Mow your grass often, especially if you’ve recently had rain. If you have stagnant water, like kiddie pools or pet water bowls, empty and refill them daily. Standing water is a breeding ground for a variety of insects, including crickets.
Step 6: Apply Indoor and Outdoor Insecticide
Deal a final blow to your cricket infestation with indoor and outdoor insecticide. There is a wide variety of options for safe, effective prevention:
Silica Gel and Silicon Dioxide
Silica gel and silicon dioxide dust (also known as diatomaceous earth) are low-toxicity options that work by attaching to the cricket’s exoskeleton and dehydrating it to the point of death.
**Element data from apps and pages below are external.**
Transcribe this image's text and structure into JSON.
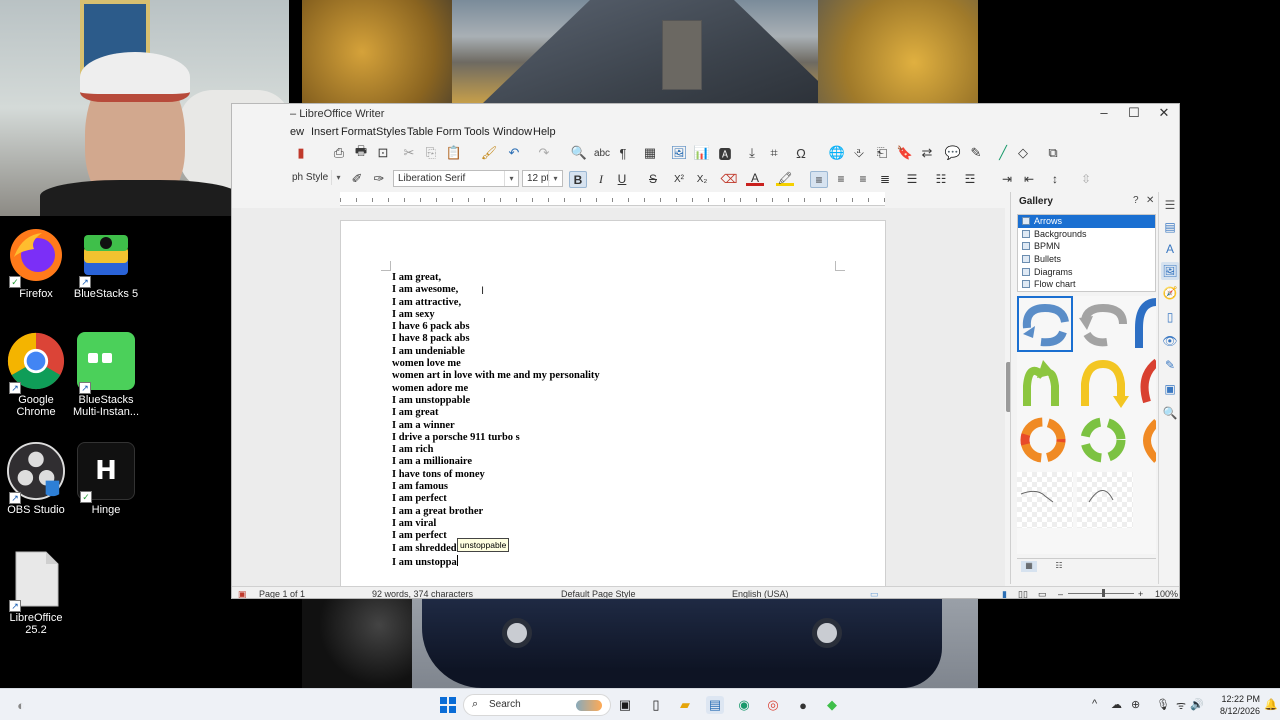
{
  "window": {
    "title": "LibreOffice Writer"
  },
  "menu": [
    "ew",
    "Insert",
    "Format",
    "Styles",
    "Table",
    "Form",
    "Tools",
    "Window",
    "Help"
  ],
  "format_bar": {
    "paragraph_style": "ph Style",
    "font_name": "Liberation Serif",
    "font_size": "12 pt"
  },
  "document": {
    "lines": [
      "I am great,",
      "I am awesome,",
      "I am attractive,",
      "I am sexy",
      "I have 6 pack abs",
      "I have 8 pack abs",
      "I am undeniable",
      "women love me",
      "women art in love with me and my personality",
      "women adore me",
      "I am unstoppable",
      "I am great",
      "I am a winner",
      "I drive a porsche 911 turbo s",
      "I am rich",
      "I am a millionaire",
      "I have tons of money",
      "I am famous",
      "I am perfect",
      "I am a great brother",
      "I am viral",
      "I am perfect",
      "I am shredded",
      "I am unstoppa"
    ],
    "autocomplete": "unstoppable"
  },
  "sidebar": {
    "title": "Gallery",
    "themes": [
      "Arrows",
      "Backgrounds",
      "BPMN",
      "Bullets",
      "Diagrams",
      "Flow chart"
    ],
    "selected_theme": "Arrows"
  },
  "status": {
    "page": "Page 1 of 1",
    "words": "92 words, 374 characters",
    "page_style": "Default Page Style",
    "language": "English (USA)",
    "zoom": "100%"
  },
  "desktop_icons": [
    "Firefox",
    "BlueStacks 5",
    "Google Chrome",
    "BlueStacks Multi-Instan...",
    "OBS Studio",
    "Hinge",
    "LibreOffice 25.2"
  ],
  "taskbar": {
    "search_placeholder": "Search",
    "time": "12:22 PM",
    "date": "8/12/2026"
  }
}
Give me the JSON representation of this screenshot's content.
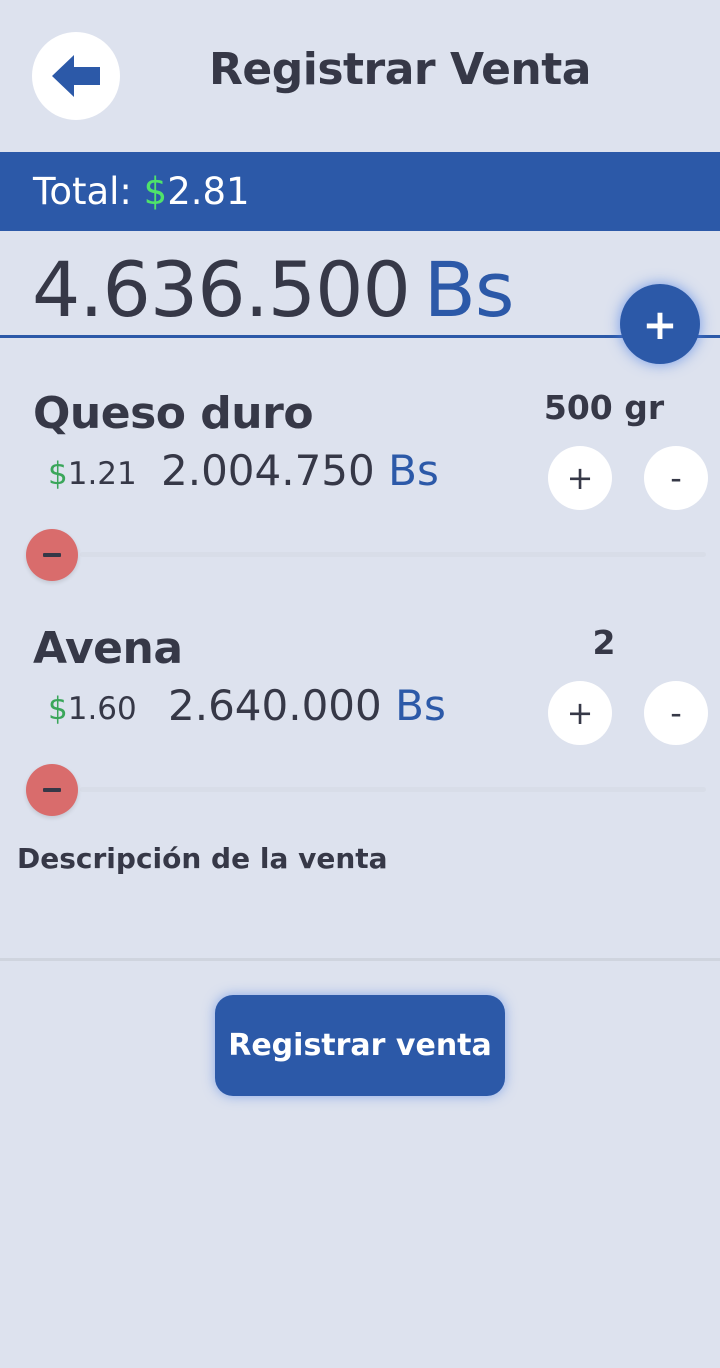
{
  "header": {
    "title": "Registrar Venta",
    "back_icon": "arrow-left-icon"
  },
  "total": {
    "label": "Total:",
    "currency_symbol": "$",
    "amount": "2.81"
  },
  "amount_input": {
    "value": "4.636.500",
    "currency": "Bs"
  },
  "add_button": {
    "label": "+",
    "icon": "plus-icon"
  },
  "items": [
    {
      "name": "Queso duro",
      "quantity": "500 gr",
      "usd_symbol": "$",
      "usd_price": "1.21",
      "bs_amount": "2.004.750",
      "bs_currency": "Bs",
      "plus_label": "+",
      "minus_label": "-"
    },
    {
      "name": "Avena",
      "quantity": "2",
      "usd_symbol": "$",
      "usd_price": "1.60",
      "bs_amount": "2.640.000",
      "bs_currency": "Bs",
      "plus_label": "+",
      "minus_label": "-"
    }
  ],
  "description": {
    "label": "Descripción de la venta",
    "value": ""
  },
  "submit": {
    "label": "Registrar venta"
  },
  "colors": {
    "primary": "#2c59a8",
    "background": "#dde2ee",
    "dollar_highlight": "#4fe36a",
    "dollar_green": "#3aa65a",
    "remove_red": "#d96c6c",
    "text": "#363847"
  }
}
The dust is beneficial for blowing into cracks, crevices, and crawl spaces and can be effective for several years if the area is kept dry.
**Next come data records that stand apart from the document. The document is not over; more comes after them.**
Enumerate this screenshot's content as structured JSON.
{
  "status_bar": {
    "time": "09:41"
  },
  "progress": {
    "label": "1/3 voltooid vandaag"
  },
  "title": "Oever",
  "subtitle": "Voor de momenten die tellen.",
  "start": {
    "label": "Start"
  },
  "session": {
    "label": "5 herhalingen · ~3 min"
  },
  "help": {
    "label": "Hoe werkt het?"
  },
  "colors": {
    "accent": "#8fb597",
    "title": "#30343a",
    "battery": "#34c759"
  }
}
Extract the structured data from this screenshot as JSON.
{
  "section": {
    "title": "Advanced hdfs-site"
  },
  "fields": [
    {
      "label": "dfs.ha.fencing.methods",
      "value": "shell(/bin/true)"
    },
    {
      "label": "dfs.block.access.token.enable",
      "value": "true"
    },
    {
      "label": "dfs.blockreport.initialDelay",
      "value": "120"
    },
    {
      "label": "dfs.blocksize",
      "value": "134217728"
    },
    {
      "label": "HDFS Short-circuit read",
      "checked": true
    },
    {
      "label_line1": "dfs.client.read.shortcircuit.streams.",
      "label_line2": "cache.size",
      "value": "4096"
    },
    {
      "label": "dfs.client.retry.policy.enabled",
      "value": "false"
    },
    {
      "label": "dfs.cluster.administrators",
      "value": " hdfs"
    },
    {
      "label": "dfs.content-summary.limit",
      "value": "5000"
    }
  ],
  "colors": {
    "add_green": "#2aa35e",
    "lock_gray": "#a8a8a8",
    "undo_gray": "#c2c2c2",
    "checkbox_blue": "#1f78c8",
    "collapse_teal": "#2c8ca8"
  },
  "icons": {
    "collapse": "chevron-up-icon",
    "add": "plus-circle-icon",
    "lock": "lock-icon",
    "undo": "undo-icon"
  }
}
Boric acid is a processed form of the mineral boron that acts as an effective poison absorbed through the insect’s exoskeleton.
Botanical dust consists of dried, ground plants that contain natural insecticides. One example is the chrysanthemum, or mum, loaded with pyrethrum, an ingredient regularly used in commercial insecticides like bug bombs and sprayers.
Commercial sprays, powders, and granules often contain at least one of the ingredients mentioned above, as well as synthetic chemicals shown to repel and kill insects.
Things to Consider
In most cases, it’s a pretty simple process to get rid of crickets in your home, but keep in mind a couple of precautions:
- If you have children or pets, be highly cautious with insecticides. They’re often toxic to humans.
- Check the back of your insecticide bags to see if there’s a warning about staying off of your lawn. Many suggest at least 3-6 hours, so make sure Fido has a chance to go to the bathroom before you spray.
- Before you start snacking, inspect your food. Crickets may have made their way into a box of your favorite cookies, leaving waste behind.
- Pet owners with insectivores should be cautious with their stash of live crickets. It’s not uncommon for an infestation to start after accidentally knocking over a carton of them or forgetting to secure the lid properly.
So, How Do You Get Rid of Crickets?
We hope we’ve helped you figure out how to get rid of crickets in your home. By taking care of the problem quickly, sealing any crevices, cleaning up eggs, and treating both inside and outside with insecticides, you can get rid of these chirping nuisances and finally get a decent night’s rest.
Of course, if the problem is overwhelming or you aren’t sure where to begin, speak with a professional pest control company. They’ll have the tools and know-how to stop the infestation in its tracks.